Knowledge Is Power
29th April 2017
We are about to finalise the finishing touches on a contract in East London.
The area is very quaint, and the site is based in the midst of the high street, minutes away from a Central Line station. This will get you to Marble Arch in a mere 30 minutes.
To be honest when I was told it was in the heart of East London, I was expecting a bit of a dump, but I was pleasantly surprised. The area is very light and airy, you have your run of the mill franchise shops, but you also have many independent shops, which adds to the area. The village has a lot of history to it, and has two Churches, which seem like they are from the 17th century.
It transpired that the High Street had been voted London’s best high street a couple of years ago.
All of this is interesting, however, the aim ultimately is to ensure the development we are looking to purchase ends up selling well. This will be driven by demand, and demand will be driven by the factors above; which all seem to be conducive to achieving a good sale price.
The site looked like it was ripe for planning, in my eyes. However, my opinions and perceptions are not the authority here. Our planning expert visited the site, and was visibly impressed.
He was convinced the site would receive planning, the only objections he could foresee was the listed church which was next to the site.

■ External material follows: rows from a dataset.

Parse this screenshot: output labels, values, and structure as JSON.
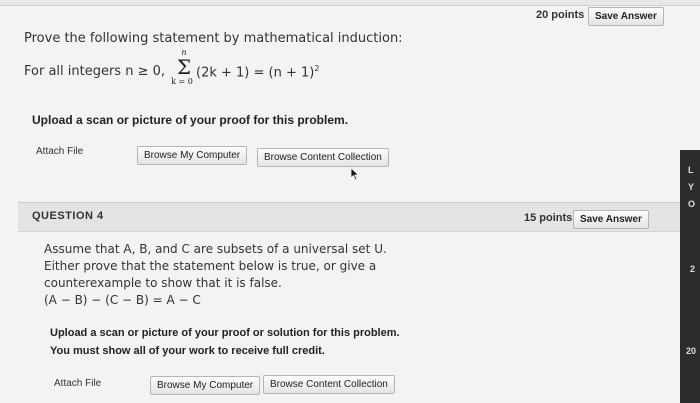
{
  "q3": {
    "points": "20 points",
    "save_label": "Save Answer",
    "statement": "Prove the following statement by mathematical induction:",
    "for_all": "For all integers n ≥ 0,",
    "sum_upper": "n",
    "sum_lower": "k = 0",
    "sum_symbol": "Σ",
    "sum_expr": "(2k + 1) = (n + 1)",
    "sum_exp": "2",
    "upload": "Upload a scan or picture of your proof for this problem.",
    "attach_label": "Attach File",
    "browse_computer": "Browse My Computer",
    "browse_content": "Browse Content Collection"
  },
  "q4": {
    "title": "QUESTION 4",
    "points": "15 points",
    "save_label": "Save Answer",
    "lines": [
      "Assume that A, B, and C are subsets of a universal set U.",
      "Either prove that the statement below is true, or give a",
      "counterexample to show that it is false.",
      "(A − B) − (C − B) = A − C"
    ],
    "upload_line1": "Upload a scan or picture of your proof or solution for this problem.",
    "upload_line2": "You must show all of your work to receive full credit.",
    "attach_label": "Attach File",
    "browse_computer": "Browse My Computer",
    "browse_content": "Browse Content Collection"
  },
  "edge": {
    "letters": [
      "L",
      "Y",
      "O"
    ],
    "num": "2",
    "num2": "20"
  }
}
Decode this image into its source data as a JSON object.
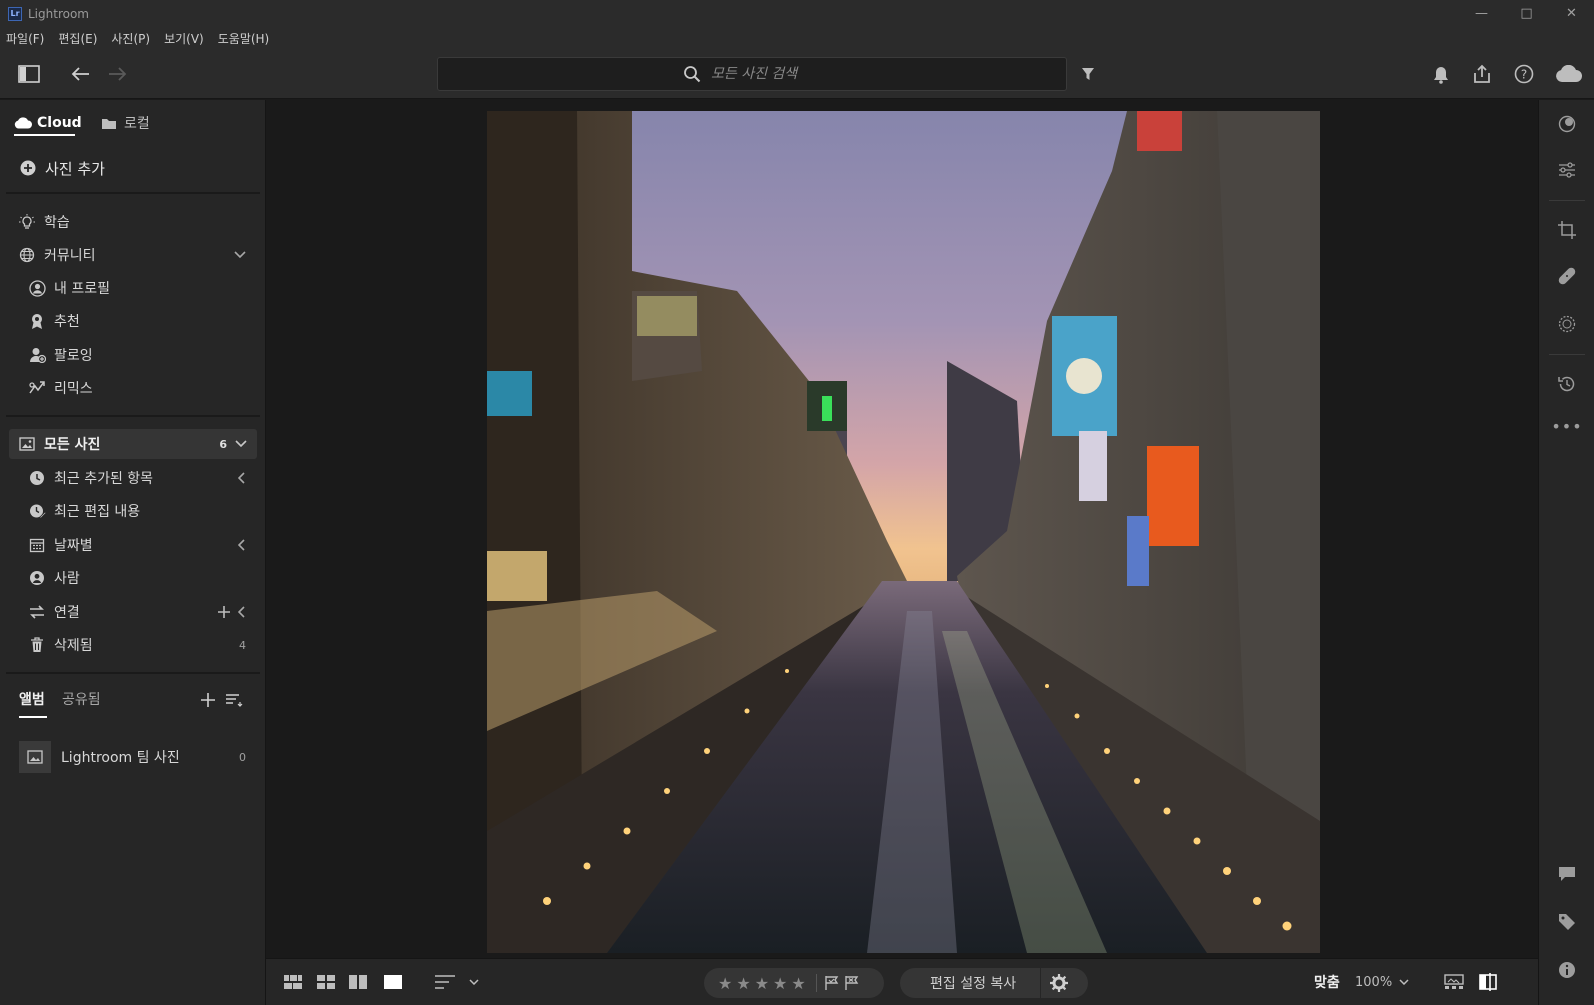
{
  "window": {
    "title": "Lightroom",
    "logo_text": "Lr"
  },
  "menu": [
    "파일(F)",
    "편집(E)",
    "사진(P)",
    "보기(V)",
    "도움말(H)"
  ],
  "search": {
    "placeholder": "모든 사진 검색"
  },
  "sidebar": {
    "tabs": {
      "cloud": "Cloud",
      "local": "로컬"
    },
    "add_photos": "사진 추가",
    "learn": "학습",
    "community": "커뮤니티",
    "community_items": [
      "내 프로필",
      "추천",
      "팔로잉",
      "리믹스"
    ],
    "all_photos": {
      "label": "모든 사진",
      "count": "6"
    },
    "library_items": [
      {
        "label": "최근 추가된 항목"
      },
      {
        "label": "최근 편집 내용"
      },
      {
        "label": "날짜별"
      },
      {
        "label": "사람"
      },
      {
        "label": "연결"
      },
      {
        "label": "삭제됨",
        "count": "4"
      }
    ],
    "album_tabs": {
      "albums": "앨범",
      "shared": "공유됨"
    },
    "albums": [
      {
        "label": "Lightroom 팀 사진",
        "count": "0"
      }
    ]
  },
  "bottombar": {
    "copy_edits": "편집 설정 복사",
    "fit": "맞춤",
    "zoom": "100%",
    "stars": [
      "★",
      "★",
      "★",
      "★",
      "★"
    ]
  },
  "colors": {
    "accent": "#ffffff",
    "panel": "#262626",
    "bg": "#1a1a1a"
  }
}
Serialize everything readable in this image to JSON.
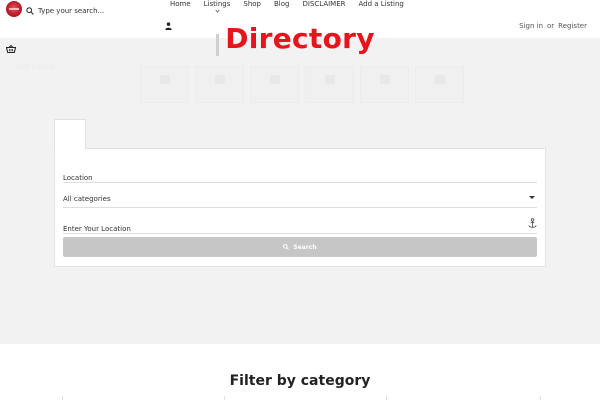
{
  "header": {
    "search_placeholder": "Type your search...",
    "nav": [
      {
        "label": "Home"
      },
      {
        "label": "Listings"
      },
      {
        "label": "Shop"
      },
      {
        "label": "Blog"
      },
      {
        "label": "DISCLAIMER"
      },
      {
        "label": "Add a Listing"
      }
    ],
    "auth": {
      "sign_in": "Sign in",
      "or": "or",
      "register": "Register"
    }
  },
  "hero": {
    "title": "Directory",
    "faint_link": "Add Listing"
  },
  "search_form": {
    "location_placeholder": "Location",
    "category_selected": "All categories",
    "address_placeholder": "Enter Your Location",
    "button_label": "Search"
  },
  "filter": {
    "title": "Filter by category"
  },
  "colors": {
    "brand_red": "#e8141b",
    "hero_bg": "#f2f2f2",
    "button_bg": "#c6c6c6"
  }
}
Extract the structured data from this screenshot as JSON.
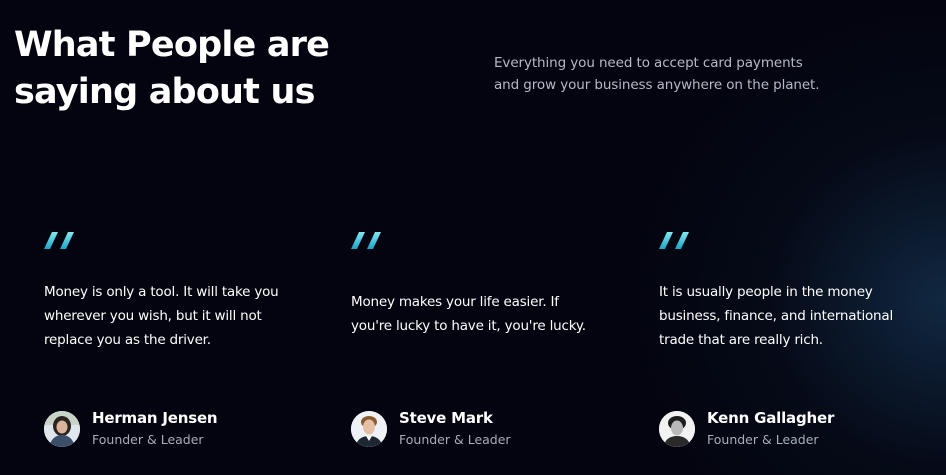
{
  "header": {
    "title_line1": "What People are",
    "title_line2": "saying about us",
    "subtitle_line1": "Everything you need to accept card payments",
    "subtitle_line2": "and grow your business anywhere on the planet."
  },
  "colors": {
    "background": "#03040f",
    "accent_quote_gradient_start": "#7de3ee",
    "accent_quote_gradient_end": "#1aa8c8",
    "text_primary": "#ffffff",
    "text_secondary": "#a9adb8"
  },
  "testimonials": [
    {
      "quote_icon": "quote-icon",
      "quote": "Money is only a tool. It will take you wherever you wish, but it will not replace you as the driver.",
      "name": "Herman Jensen",
      "role": "Founder & Leader"
    },
    {
      "quote_icon": "quote-icon",
      "quote": "Money makes your life easier. If you're lucky to have it, you're lucky.",
      "name": "Steve Mark",
      "role": "Founder & Leader"
    },
    {
      "quote_icon": "quote-icon",
      "quote": "It is usually people in the money business, finance, and international trade that are really rich.",
      "name": "Kenn Gallagher",
      "role": "Founder & Leader"
    }
  ]
}
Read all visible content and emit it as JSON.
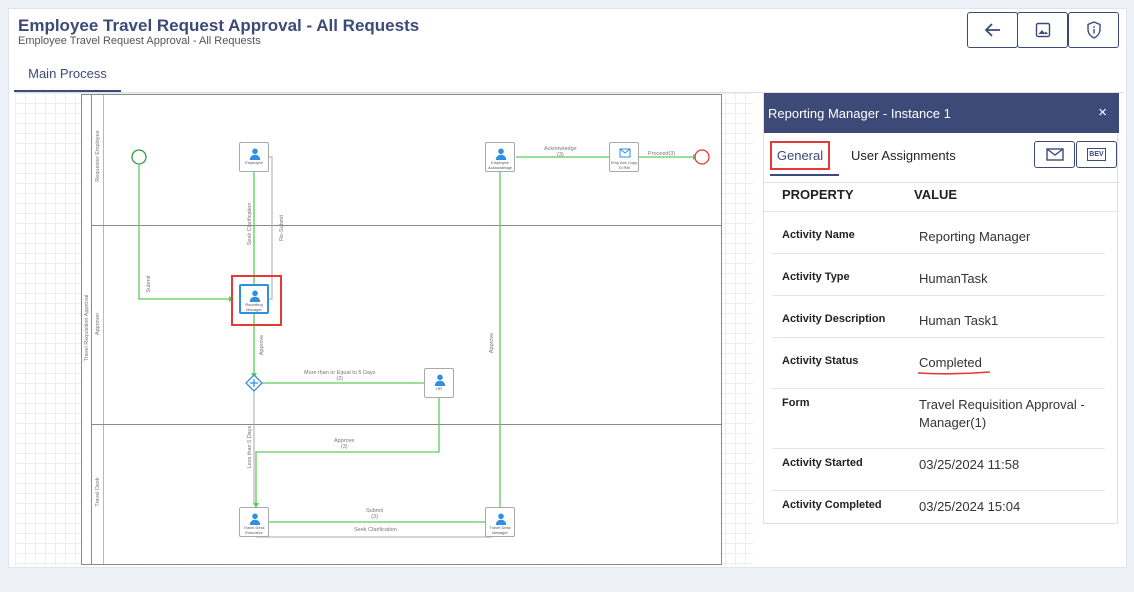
{
  "header": {
    "title": "Employee Travel Request Approval - All Requests",
    "subtitle": "Employee Travel Request Approval - All Requests"
  },
  "toolbar": {
    "icons": [
      "back-arrow-icon",
      "image-icon",
      "shield-info-icon"
    ]
  },
  "tabs": {
    "main_process": "Main Process"
  },
  "diagram": {
    "pool_label": "Travel Requisition Approval",
    "lanes": [
      "Requester Employee",
      "Approver",
      "Travel Desk"
    ],
    "tasks": {
      "employee": "Employee",
      "employee_acknowledge": "Employee Acknowledge",
      "emp_ack_copy": "Emp Ack Copy To RM",
      "reporting_manager": "Reporting Manager",
      "hr": "HR",
      "travel_desk_executive": "Travel Desk Executive",
      "travel_desk_manager": "Travel Desk Manager"
    },
    "flows": {
      "acknowledge": "Acknowledge",
      "acknowledge_count": "(3)",
      "proceed": "Proceed(3)",
      "seek_clarification": "Seek Clarification",
      "re_submit": "Re-Submit",
      "submit_left": "Submit",
      "more_days": "More than or Equal to 5 Days",
      "more_days_count": "(2)",
      "approve_hr": "Approve",
      "approve_hr_count": "(3)",
      "less_days": "Less than 5 Days",
      "approve_right": "Approve",
      "approve_rm": "Approve",
      "submit_bottom": "Submit",
      "submit_bottom_count": "(3)",
      "seek_clar_bottom": "Seek Clarification"
    },
    "colors": {
      "flow_green": "#5ccc5c",
      "start_green": "#2e9e45",
      "end_red": "#e53935",
      "highlight_red": "#e53935",
      "task_blue": "#2f8fe0"
    }
  },
  "panel": {
    "title": "Reporting Manager - Instance 1",
    "close": "×",
    "tabs": {
      "general": "General",
      "user_assignments": "User Assignments"
    },
    "buttons": {
      "mail_icon": "mail-icon",
      "bev_label": "BEV"
    },
    "table": {
      "headers": {
        "property": "PROPERTY",
        "value": "VALUE"
      },
      "rows": [
        {
          "k": "Activity Name",
          "v": "Reporting Manager"
        },
        {
          "k": "Activity Type",
          "v": "HumanTask"
        },
        {
          "k": "Activity Description",
          "v": "Human Task1"
        },
        {
          "k": "Activity Status",
          "v": "Completed"
        },
        {
          "k": "Form",
          "v": "Travel Requisition Approval - Manager(1)"
        },
        {
          "k": "Activity Started",
          "v": "03/25/2024 11:58"
        },
        {
          "k": "Activity Completed",
          "v": "03/25/2024 15:04"
        }
      ]
    }
  }
}
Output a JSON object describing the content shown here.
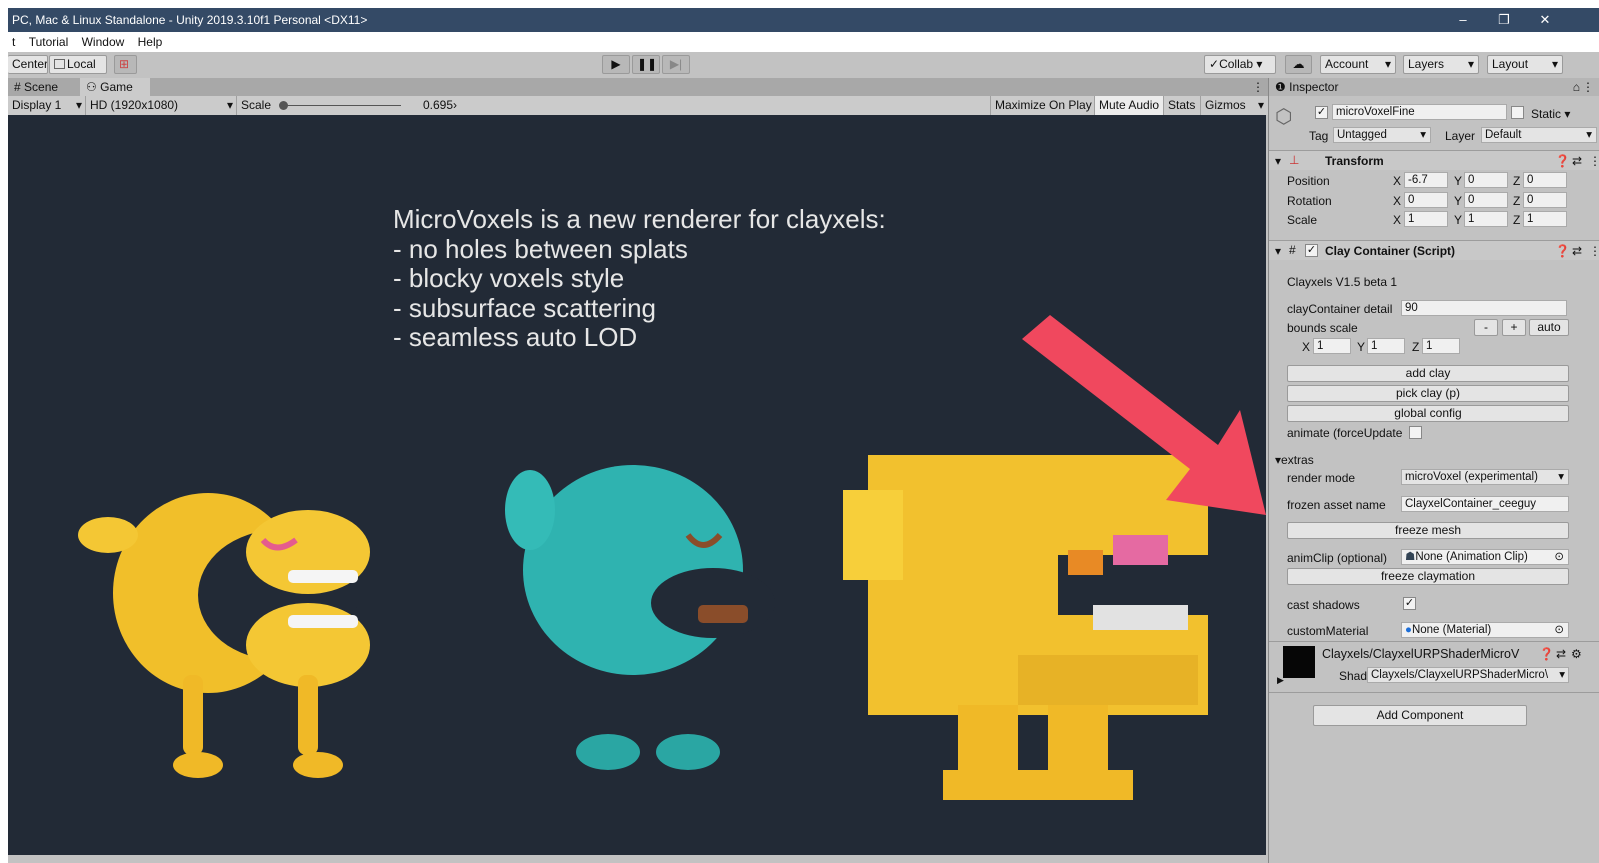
{
  "window": {
    "title": "PC, Mac & Linux Standalone - Unity 2019.3.10f1 Personal <DX11>",
    "min": "–",
    "restore": "❐",
    "close": "✕"
  },
  "menu": [
    "t",
    "Tutorial",
    "Window",
    "Help"
  ],
  "toolbar": {
    "pivot": "Center",
    "space": "Local",
    "collab": "Collab ▾",
    "account": "Account",
    "layers": "Layers",
    "layout": "Layout"
  },
  "tabs": {
    "scene": "Scene",
    "game": "Game"
  },
  "gamebar": {
    "display": "Display 1",
    "resolution": "HD (1920x1080)",
    "scale_label": "Scale",
    "scale_value": "0.695›",
    "maximize": "Maximize On Play",
    "mute": "Mute Audio",
    "stats": "Stats",
    "gizmos": "Gizmos"
  },
  "overlay": {
    "lines": [
      "MicroVoxels is a new renderer for clayxels:",
      "- no holes between splats",
      "- blocky voxels style",
      "- subsurface scattering",
      "- seamless auto LOD"
    ]
  },
  "inspector": {
    "tab": "Inspector",
    "object_name": "microVoxelFine",
    "static": "Static",
    "tag_label": "Tag",
    "tag": "Untagged",
    "layer_label": "Layer",
    "layer": "Default",
    "transform": {
      "title": "Transform",
      "position": {
        "label": "Position",
        "x": "-6.7",
        "y": "0",
        "z": "0"
      },
      "rotation": {
        "label": "Rotation",
        "x": "0",
        "y": "0",
        "z": "0"
      },
      "scale": {
        "label": "Scale",
        "x": "1",
        "y": "1",
        "z": "1"
      }
    },
    "clay": {
      "title": "Clay Container (Script)",
      "version": "Clayxels V1.5 beta 1",
      "detail_label": "clayContainer detail",
      "detail": "90",
      "bounds_label": "bounds scale",
      "minus": "-",
      "plus": "+",
      "auto": "auto",
      "bx": "1",
      "by": "1",
      "bz": "1",
      "add_clay": "add clay",
      "pick_clay": "pick clay (p)",
      "global_config": "global config",
      "animate_label": "animate (forceUpdate",
      "extras": "extras",
      "render_mode_label": "render mode",
      "render_mode": "microVoxel (experimental)",
      "frozen_label": "frozen asset name",
      "frozen": "ClayxelContainer_ceeguy",
      "freeze_mesh": "freeze mesh",
      "anim_label": "animClip (optional)",
      "anim": "None (Animation Clip)",
      "freeze_claymation": "freeze claymation",
      "shadows_label": "cast shadows",
      "material_label": "customMaterial",
      "material": "None (Material)"
    },
    "shader": {
      "name": "Clayxels/ClayxelURPShaderMicroV",
      "label": "Shader",
      "value": "Clayxels/ClayxelURPShaderMicro\\"
    },
    "add_component": "Add Component"
  },
  "colors": {
    "titlebar": "#344a66",
    "viewport": "#222a36",
    "arrow": "#f0485e",
    "yellow": "#f2c12e",
    "teal": "#2fb3b0"
  }
}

Although the proposed development would be some distance away from the church, it may impact it visually.
He researched the issue and found there are seventeen points listed in the listing. He also had experience with the conservation officer for the council, and knows he is a law unto himself.
This knowledge is powerful knowledge. It allows us to anticipate and destroy the objections and moves the council will make, this is dependent upon the individuals within the council. Knowing them, and knowing what makes them tick, is essential in ensuring we do not hit the goal posts when going for planning. We already have a strategy to combat this issue.
This deal is coming in at £3m, and we expect it to achieve a valuation of £7.5m, conservatively. On planning, the valuation will probably be much higher than this.
It is difficult to get funding for sites without planning. Once planning is granted the banks become interested and start to release funds; without planning sites require cash. I guess you wouldn’t want to take a loan even if you could, as there are objections you can anticipate and those you cannot. The pressure of paying loan interest whilst trying to remain focused on the planning objectives doesn’t sound like an attractive proposition.
Saying this, the rewards for this site are high and likely, the architect and the planner are extremely positive. This deal is now seeking an investor. Get in touch if you are interested.